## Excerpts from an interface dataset

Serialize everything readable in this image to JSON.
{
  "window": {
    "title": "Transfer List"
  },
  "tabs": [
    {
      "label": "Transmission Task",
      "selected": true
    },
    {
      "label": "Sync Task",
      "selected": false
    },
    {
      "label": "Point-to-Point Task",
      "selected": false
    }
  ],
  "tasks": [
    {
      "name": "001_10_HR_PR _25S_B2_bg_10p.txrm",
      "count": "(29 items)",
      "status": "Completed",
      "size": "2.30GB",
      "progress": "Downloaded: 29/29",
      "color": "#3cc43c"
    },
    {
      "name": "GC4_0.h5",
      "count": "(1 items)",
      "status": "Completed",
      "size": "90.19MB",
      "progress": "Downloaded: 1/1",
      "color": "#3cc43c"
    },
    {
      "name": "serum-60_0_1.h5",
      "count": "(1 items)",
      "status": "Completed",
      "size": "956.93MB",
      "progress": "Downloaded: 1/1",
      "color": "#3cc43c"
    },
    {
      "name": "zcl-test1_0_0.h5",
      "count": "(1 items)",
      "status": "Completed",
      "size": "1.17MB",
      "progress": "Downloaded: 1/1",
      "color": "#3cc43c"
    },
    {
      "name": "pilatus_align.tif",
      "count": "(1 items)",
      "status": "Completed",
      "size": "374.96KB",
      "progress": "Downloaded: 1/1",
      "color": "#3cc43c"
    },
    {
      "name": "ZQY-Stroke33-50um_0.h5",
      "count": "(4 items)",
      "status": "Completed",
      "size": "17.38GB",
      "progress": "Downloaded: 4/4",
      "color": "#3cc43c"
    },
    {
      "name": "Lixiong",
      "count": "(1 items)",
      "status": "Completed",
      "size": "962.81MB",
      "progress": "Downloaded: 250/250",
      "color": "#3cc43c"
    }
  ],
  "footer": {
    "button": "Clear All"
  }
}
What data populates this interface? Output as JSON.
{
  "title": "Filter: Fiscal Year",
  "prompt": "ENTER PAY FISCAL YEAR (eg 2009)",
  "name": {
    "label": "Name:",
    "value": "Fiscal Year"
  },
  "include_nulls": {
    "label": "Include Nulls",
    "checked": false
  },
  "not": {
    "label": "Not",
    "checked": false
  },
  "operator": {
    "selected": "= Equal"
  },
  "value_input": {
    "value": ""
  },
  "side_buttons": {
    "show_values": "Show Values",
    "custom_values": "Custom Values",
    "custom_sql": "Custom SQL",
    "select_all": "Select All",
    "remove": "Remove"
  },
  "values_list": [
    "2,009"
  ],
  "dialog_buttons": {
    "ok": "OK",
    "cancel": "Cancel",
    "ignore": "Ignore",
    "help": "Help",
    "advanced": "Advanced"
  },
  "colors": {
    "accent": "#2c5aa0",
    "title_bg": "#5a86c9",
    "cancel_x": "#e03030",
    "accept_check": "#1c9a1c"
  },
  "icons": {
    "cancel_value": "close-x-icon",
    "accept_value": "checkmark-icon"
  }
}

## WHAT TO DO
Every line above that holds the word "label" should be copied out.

## OUTPUT
      "label": "Transmission Task",
      "label": "Sync Task",
      "label": "Point-to-Point Task",
    "label": "Name:",
    "label": "Include Nulls",
    "label": "Not",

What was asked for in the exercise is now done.